## What you should do
Return the data below in full and exactly, except that the pictures are dropped.

Dataset items:
•••••

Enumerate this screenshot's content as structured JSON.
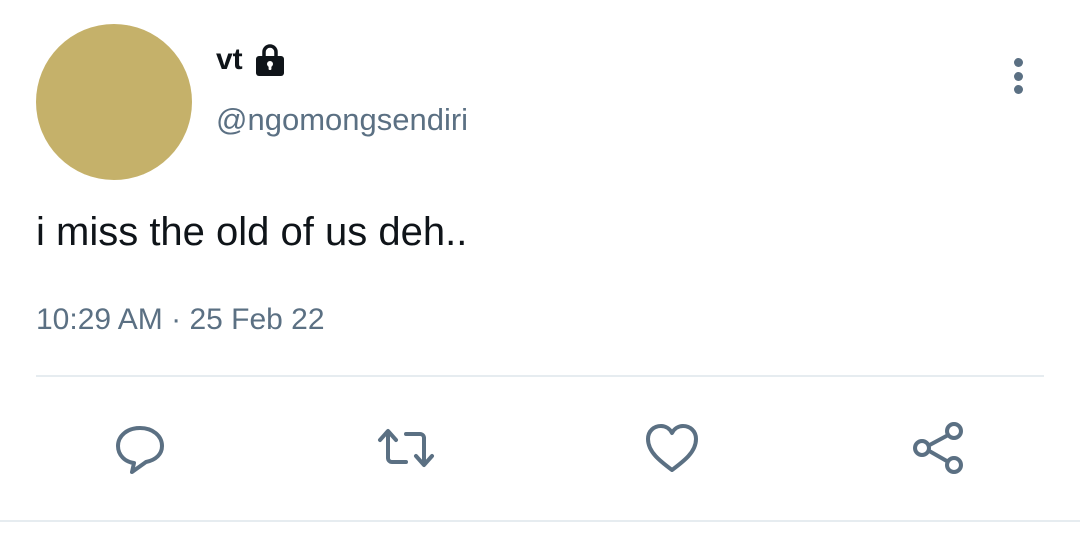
{
  "tweet": {
    "author": {
      "display_name": "vt",
      "handle": "@ngomongsendiri",
      "protected_icon": "lock-icon",
      "avatar_color": "#c5b16a"
    },
    "text": "i miss the old of us deh..",
    "time": "10:29 AM",
    "separator": "·",
    "date": "25 Feb 22"
  },
  "actions": {
    "reply_icon": "speech-bubble-icon",
    "retweet_icon": "retweet-arrows-icon",
    "like_icon": "heart-icon",
    "share_icon": "share-nodes-icon",
    "more_icon": "vertical-ellipsis-icon"
  },
  "colors": {
    "primary_text": "#0f1419",
    "secondary_text": "#5b7083",
    "divider": "#e6ecf0"
  }
}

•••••

## Output
Enumerate this screenshot's content as structured JSON.
{
  "tweet": {
    "author": {
      "display_name": "vt",
      "handle": "@ngomongsendiri",
      "protected_icon": "lock-icon",
      "avatar_color": "#c5b16a"
    },
    "text": "i miss the old of us deh..",
    "time": "10:29 AM",
    "separator": "·",
    "date": "25 Feb 22"
  },
  "actions": {
    "reply_icon": "speech-bubble-icon",
    "retweet_icon": "retweet-arrows-icon",
    "like_icon": "heart-icon",
    "share_icon": "share-nodes-icon",
    "more_icon": "vertical-ellipsis-icon"
  },
  "colors": {
    "primary_text": "#0f1419",
    "secondary_text": "#5b7083",
    "divider": "#e6ecf0"
  }
}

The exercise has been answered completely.